Efficiency is the mantra of modern business, but many companies appear to have trouble with their math when it comes to energy.
Energy efficiency has become an integral part of corporate decision-making in major economies worldwide, but efficiency projects face a continuing battle with other corporate priorities for investment even though they save money in the long run, a new global business survey shows.
The fifth annual energy efficiency survey was conducted by the Institute for Building Efficiency, a project of Johnson Controls, with the Urban Land Institute and the International Facilities Management Association.

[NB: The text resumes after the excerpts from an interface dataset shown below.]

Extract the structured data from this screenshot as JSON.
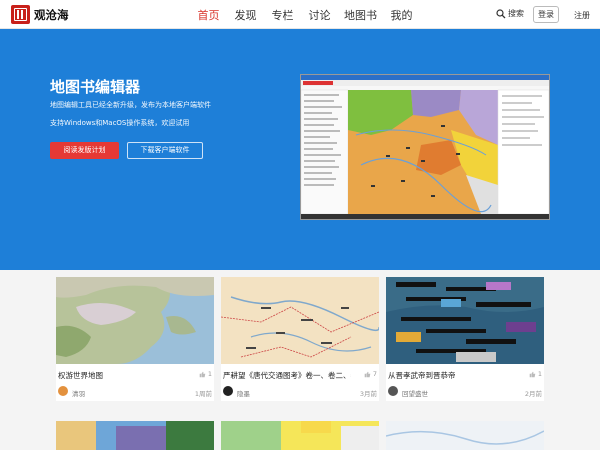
{
  "header": {
    "site_name": "观沧海",
    "nav": [
      "首页",
      "发现",
      "专栏",
      "讨论",
      "地图书",
      "我的"
    ],
    "active_nav": "首页",
    "search_label": "搜索",
    "login_label": "登录",
    "register_label": "注册"
  },
  "hero": {
    "title": "地图书编辑器",
    "subtitle1": "地图编辑工具已经全新升级，发布为本地客户端软件",
    "subtitle2": "支持Windows和MacOS操作系统，欢迎试用",
    "primary_button": "阅读发版计划",
    "secondary_button": "下载客户端软件"
  },
  "cards": [
    {
      "title": "权游世界地图",
      "likes": "1",
      "author": "清羽",
      "time": "1周前"
    },
    {
      "title": "严耕望《唐代交通图考》卷一、卷二、卷三...",
      "likes": "7",
      "author": "隐墨",
      "time": "3月前"
    },
    {
      "title": "从晋孝武帝到晋恭帝",
      "likes": "1",
      "author": "回望盛世",
      "time": "2月前"
    }
  ],
  "colors": {
    "accent": "#d8342a",
    "hero_bg": "#1e7fd8",
    "primary_button": "#e53935"
  },
  "icons": {
    "search": "search-icon",
    "like": "thumbs-up-icon",
    "logo": "logo-icon"
  }
}
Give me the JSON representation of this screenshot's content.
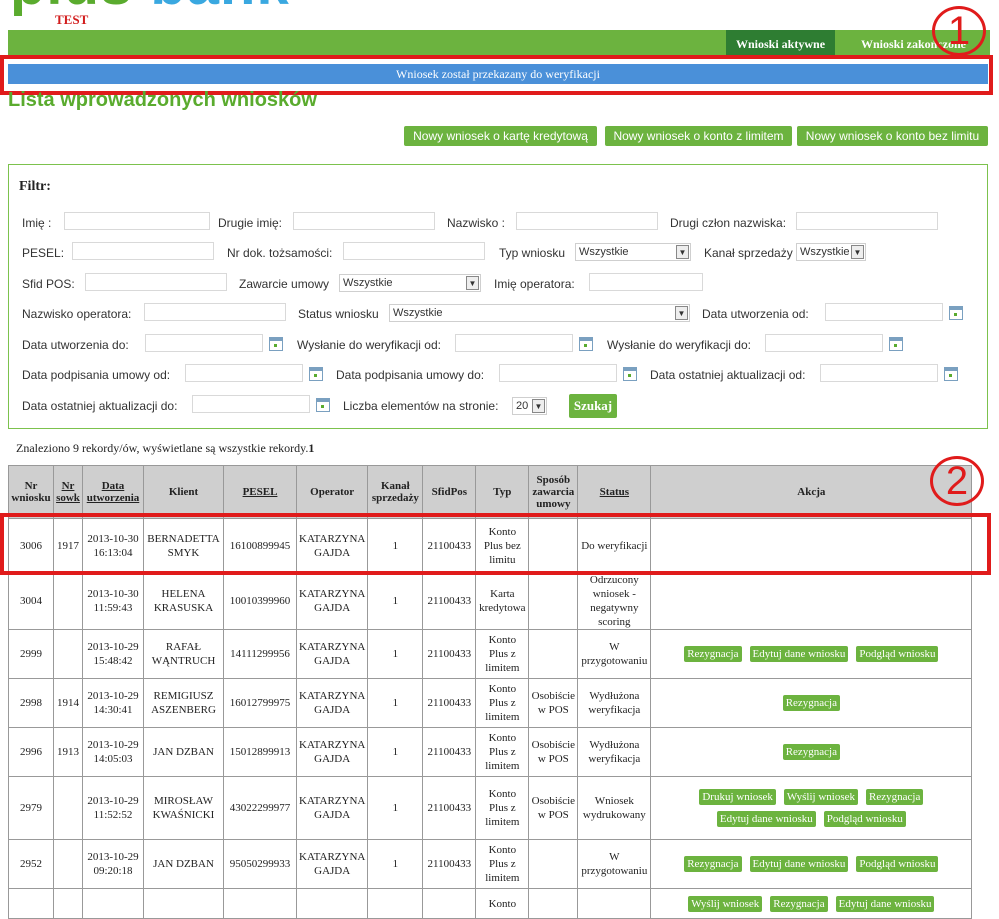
{
  "header": {
    "logo_part1": "p",
    "logo_part2": "l",
    "logo_part3": "u",
    "logo_part4": "s",
    "logo_part5": "",
    "logo_word2": "bank",
    "env_label": "TEST",
    "tabs": [
      {
        "label": "Wnioski aktywne"
      },
      {
        "label": "Wnioski zakończone"
      }
    ]
  },
  "message": "Wniosek został przekazany do weryfikacji",
  "page_title": "Lista wprowadzonych wniosków",
  "annotations": {
    "one": "1",
    "two": "2"
  },
  "actions": {
    "new_card": "Nowy wniosek o kartę kredytową",
    "new_limit": "Nowy wniosek o konto z limitem",
    "new_nolimit": "Nowy wniosek o konto bez limitu"
  },
  "filter": {
    "title": "Filtr:",
    "imie": "Imię :",
    "drugie_imie": "Drugie imię:",
    "nazwisko": "Nazwisko :",
    "drugi_czlon": "Drugi człon nazwiska:",
    "pesel": "PESEL:",
    "nr_dok": "Nr dok. tożsamości:",
    "typ_wniosku": "Typ wniosku",
    "typ_wniosku_value": "Wszystkie",
    "kanal": "Kanał sprzedaży",
    "kanal_value": "Wszystkie",
    "sfid": "Sfid POS:",
    "zawarcie": "Zawarcie umowy",
    "zawarcie_value": "Wszystkie",
    "imie_operatora": "Imię operatora:",
    "nazwisko_operatora": "Nazwisko operatora:",
    "status": "Status wniosku",
    "status_value": "Wszystkie",
    "data_utw_od": "Data utworzenia od:",
    "data_utw_do": "Data utworzenia do:",
    "wysl_od": "Wysłanie do weryfikacji od:",
    "wysl_do": "Wysłanie do weryfikacji do:",
    "podp_od": "Data podpisania umowy od:",
    "podp_do": "Data podpisania umowy do:",
    "akt_od": "Data ostatniej aktualizacji od:",
    "akt_do": "Data ostatniej aktualizacji do:",
    "liczba": "Liczba elementów na stronie:",
    "liczba_value": "20",
    "search": "Szukaj"
  },
  "found_text": "Znaleziono 9 rekordy/ów, wyświetlane są wszystkie rekordy.",
  "found_count": "1",
  "table": {
    "headers": {
      "nr_wniosku": "Nr wniosku",
      "nr_sowk": "Nr sowk",
      "data_utw": "Data utworzenia",
      "klient": "Klient",
      "pesel": "PESEL",
      "operator": "Operator",
      "kanal": "Kanał sprzedaży",
      "sfidpos": "SfidPos",
      "typ": "Typ",
      "sposob": "Sposób zawarcia umowy",
      "status": "Status",
      "akcja": "Akcja"
    },
    "rows": [
      {
        "nr": "3006",
        "sowk": "1917",
        "date": "2013-10-30",
        "time": "16:13:04",
        "client1": "BERNADETTA",
        "client2": "SMYK",
        "pesel": "16100899945",
        "op1": "KATARZYNA",
        "op2": "GAJDA",
        "kanal": "1",
        "sfid": "21100433",
        "typ": "Konto Plus bez limitu",
        "sposob": "",
        "status": "Do weryfikacji",
        "actions": []
      },
      {
        "nr": "3004",
        "sowk": "",
        "date": "2013-10-30",
        "time": "11:59:43",
        "client1": "HELENA",
        "client2": "KRASUSKA",
        "pesel": "10010399960",
        "op1": "KATARZYNA",
        "op2": "GAJDA",
        "kanal": "1",
        "sfid": "21100433",
        "typ": "Karta kredytowa",
        "sposob": "",
        "status": "Odrzucony wniosek - negatywny scoring",
        "actions": []
      },
      {
        "nr": "2999",
        "sowk": "",
        "date": "2013-10-29",
        "time": "15:48:42",
        "client1": "RAFAŁ",
        "client2": "WĄNTRUCH",
        "pesel": "14111299956",
        "op1": "KATARZYNA",
        "op2": "GAJDA",
        "kanal": "1",
        "sfid": "21100433",
        "typ": "Konto Plus z limitem",
        "sposob": "",
        "status": "W przygotowaniu",
        "actions": [
          "Rezygnacja",
          "Edytuj dane wniosku",
          "Podgląd wniosku"
        ]
      },
      {
        "nr": "2998",
        "sowk": "1914",
        "date": "2013-10-29",
        "time": "14:30:41",
        "client1": "REMIGIUSZ",
        "client2": "ASZENBERG",
        "pesel": "16012799975",
        "op1": "KATARZYNA",
        "op2": "GAJDA",
        "kanal": "1",
        "sfid": "21100433",
        "typ": "Konto Plus z limitem",
        "sposob": "Osobiście w POS",
        "status": "Wydłużona weryfikacja",
        "actions": [
          "Rezygnacja"
        ]
      },
      {
        "nr": "2996",
        "sowk": "1913",
        "date": "2013-10-29",
        "time": "14:05:03",
        "client1": "JAN DZBAN",
        "client2": "",
        "pesel": "15012899913",
        "op1": "KATARZYNA",
        "op2": "GAJDA",
        "kanal": "1",
        "sfid": "21100433",
        "typ": "Konto Plus z limitem",
        "sposob": "Osobiście w POS",
        "status": "Wydłużona weryfikacja",
        "actions": [
          "Rezygnacja"
        ]
      },
      {
        "nr": "2979",
        "sowk": "",
        "date": "2013-10-29",
        "time": "11:52:52",
        "client1": "MIROSŁAW",
        "client2": "KWAŚNICKI",
        "pesel": "43022299977",
        "op1": "KATARZYNA",
        "op2": "GAJDA",
        "kanal": "1",
        "sfid": "21100433",
        "typ": "Konto Plus z limitem",
        "sposob": "Osobiście w POS",
        "status": "Wniosek wydrukowany",
        "actions": [
          "Drukuj wniosek",
          "Wyślij wniosek",
          "Rezygnacja",
          "Edytuj dane wniosku",
          "Podgląd wniosku"
        ]
      },
      {
        "nr": "2952",
        "sowk": "",
        "date": "2013-10-29",
        "time": "09:20:18",
        "client1": "JAN DZBAN",
        "client2": "",
        "pesel": "95050299933",
        "op1": "KATARZYNA",
        "op2": "GAJDA",
        "kanal": "1",
        "sfid": "21100433",
        "typ": "Konto Plus z limitem",
        "sposob": "",
        "status": "W przygotowaniu",
        "actions": [
          "Rezygnacja",
          "Edytuj dane wniosku",
          "Podgląd wniosku"
        ]
      },
      {
        "nr": "",
        "sowk": "",
        "date": "",
        "time": "",
        "client1": "",
        "client2": "",
        "pesel": "",
        "op1": "",
        "op2": "",
        "kanal": "",
        "sfid": "",
        "typ": "Konto",
        "sposob": "",
        "status": "",
        "actions": [
          "Wyślij wniosek",
          "Rezygnacja",
          "Edytuj dane wniosku"
        ]
      }
    ]
  },
  "colors": {
    "brand_green": "#6cb33f",
    "dark_green": "#2e7d32",
    "message_blue": "#4a90d9",
    "annotation_red": "#e01b1b"
  }
}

The survey found that saving money continues to be the prime motivator worldwide for companies to undertake building and process efficiency projects, but also that these projects often get the backseat to other business initiatives. Participants included 3,868 building owners and facility managers from commercial, industrial and institutional sectors worldwide,

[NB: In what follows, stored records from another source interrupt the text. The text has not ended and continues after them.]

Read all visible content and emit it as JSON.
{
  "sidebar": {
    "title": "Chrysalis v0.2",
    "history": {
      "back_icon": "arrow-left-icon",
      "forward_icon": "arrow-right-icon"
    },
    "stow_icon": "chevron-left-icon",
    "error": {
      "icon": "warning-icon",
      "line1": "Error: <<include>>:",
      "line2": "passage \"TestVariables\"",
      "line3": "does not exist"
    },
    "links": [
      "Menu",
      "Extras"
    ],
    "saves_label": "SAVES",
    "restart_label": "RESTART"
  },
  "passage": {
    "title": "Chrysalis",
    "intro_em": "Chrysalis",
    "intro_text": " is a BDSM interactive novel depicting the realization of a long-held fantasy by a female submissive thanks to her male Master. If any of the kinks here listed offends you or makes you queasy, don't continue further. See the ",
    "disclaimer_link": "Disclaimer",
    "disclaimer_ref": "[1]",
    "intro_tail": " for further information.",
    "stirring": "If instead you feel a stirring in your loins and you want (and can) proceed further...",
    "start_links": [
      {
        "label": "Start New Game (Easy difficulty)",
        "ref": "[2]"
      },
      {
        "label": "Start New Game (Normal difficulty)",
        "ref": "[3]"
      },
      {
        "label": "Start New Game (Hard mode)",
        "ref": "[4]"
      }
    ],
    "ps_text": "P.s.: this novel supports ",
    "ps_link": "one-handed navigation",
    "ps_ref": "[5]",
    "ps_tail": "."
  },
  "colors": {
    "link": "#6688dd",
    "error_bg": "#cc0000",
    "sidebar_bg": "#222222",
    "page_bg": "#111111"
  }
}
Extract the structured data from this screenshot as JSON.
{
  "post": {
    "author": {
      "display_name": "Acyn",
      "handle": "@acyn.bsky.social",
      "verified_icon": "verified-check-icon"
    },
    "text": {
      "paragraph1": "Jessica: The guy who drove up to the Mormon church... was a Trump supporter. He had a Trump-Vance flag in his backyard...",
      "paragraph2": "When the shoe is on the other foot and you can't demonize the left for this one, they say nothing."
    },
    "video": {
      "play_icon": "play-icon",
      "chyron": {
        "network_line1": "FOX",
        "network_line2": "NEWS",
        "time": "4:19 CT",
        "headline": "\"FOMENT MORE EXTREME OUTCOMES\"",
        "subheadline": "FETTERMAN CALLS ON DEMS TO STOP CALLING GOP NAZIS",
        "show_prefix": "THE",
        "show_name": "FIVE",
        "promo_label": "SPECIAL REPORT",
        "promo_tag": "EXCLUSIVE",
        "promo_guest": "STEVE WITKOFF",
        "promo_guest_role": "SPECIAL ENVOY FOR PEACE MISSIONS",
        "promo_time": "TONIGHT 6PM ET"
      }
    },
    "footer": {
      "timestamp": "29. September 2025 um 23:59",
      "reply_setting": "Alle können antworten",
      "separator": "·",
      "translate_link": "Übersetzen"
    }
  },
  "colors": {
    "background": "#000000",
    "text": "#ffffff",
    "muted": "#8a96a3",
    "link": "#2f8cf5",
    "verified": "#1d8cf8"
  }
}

David Myers, president of building efficiency for Johnson Controls, told the 22nd Annual Energy Efficiency Forum in Washington, D.C. on June 16 that the survey shows shifting motivators after saving money. Concern about greenhouse gases was the second driver globally in 2010; it now lags behind other government energy policies and incentives in the U.S. and Asia.
And while U.S. companies are still motivated by their public images, Chinese and Indian companies were more concerned about security of energy supply lines.
That’s the chief motivator for the US Navy and Marine Corps, Navy Secretary Ray Mabus told the conference. Protecting fossil fuel supply lines has proven costly in Marine lives, in Afghanistan particularly, he said.
Mabus said he considers fossil dependence a military vulnerability, so the Navy has set a goal of getting half its energy from sustainable non-fossil sources by 2020. Among the measures to reach that goal: all new and refurbished Navy buildings must meet at least the gold standard of the US Green Building Council’s LEED program starting in 2012.
Long Term Savings
Charles Holliday, chairman of Bank of America and former chairman of Dupont, said companies have to “bias” internal processes so managers see the long-term benefits from energy-saving projects. He said Dupont managers were able to frame efficiency programs that returned 12% on capital investment, the company minimum, and Bank of America has cut energy use 13% and now is aiming for another 15%.
Key, he said, is motivated people. Leadership is needed to create a culture of sustainable energy efficiency. “Use the people you have” to raise energy efficiency, he advised.
People power was on display in a conference session showcasing the Environmental Protection Agency’s National Building Competition. The 2010 winner, with a 37% savings in the 12-month period, was Morrison Hall of University of North Carolina.
Chris Martin, the university’s director of energy management, said students voted to add $4 to their fees to finance the $30,000 project. The biggest outlays were for lighting upgrades, he said, but a lot of savings came from “tune-ups” to the HVAC (heating, ventilation and air conditioning) systems, including sealing building leaks.
Sears spent about $180,000, mainly on lighting and HVAC, at its Glen Burnie, Maryland store to cut energy 32% and come in second in the EPA contest.
A fully occupied commercial building in Arlington, Virginia operated by Glenborough placed third by cutting usage 28% with a $1 million retrofit of electrical and HVAC.
While all three contestants explored user behaviors to influence energy use, those savings were consistently small compared to efficiencies they could wring out of wasteful lighting and HVAC.
Myers said federal loan guarantees for efficiency projects and a change in tax law to provide clearer incentives for efficiency would accelerate private efficiency initiatives. Two lawmakers – Senator Jeff Bingaman (D-NM) and Representative Charles Bass (R-NH) – said efficiency has bipartisan backing but cautioned any action will be difficult this Congressional session.
Efficiency will continue to be driven by the private market in any case because building sustainability has become a competitive advantage, said Kenneth Hubbard, executive vice president of the Urban Land Institute. He added “we haven’t even begun” to see the efficiencies that innovation will create in buildings of the future.
Picture: US President Barack Obama tours Cree, Inc, a manufacturer of energy efficient LED lighting, in Durham, North Carolina, June 13, 2011, alongside Chuck Swoboda, CEO of Cree, Inc., prior to speaking about the economy.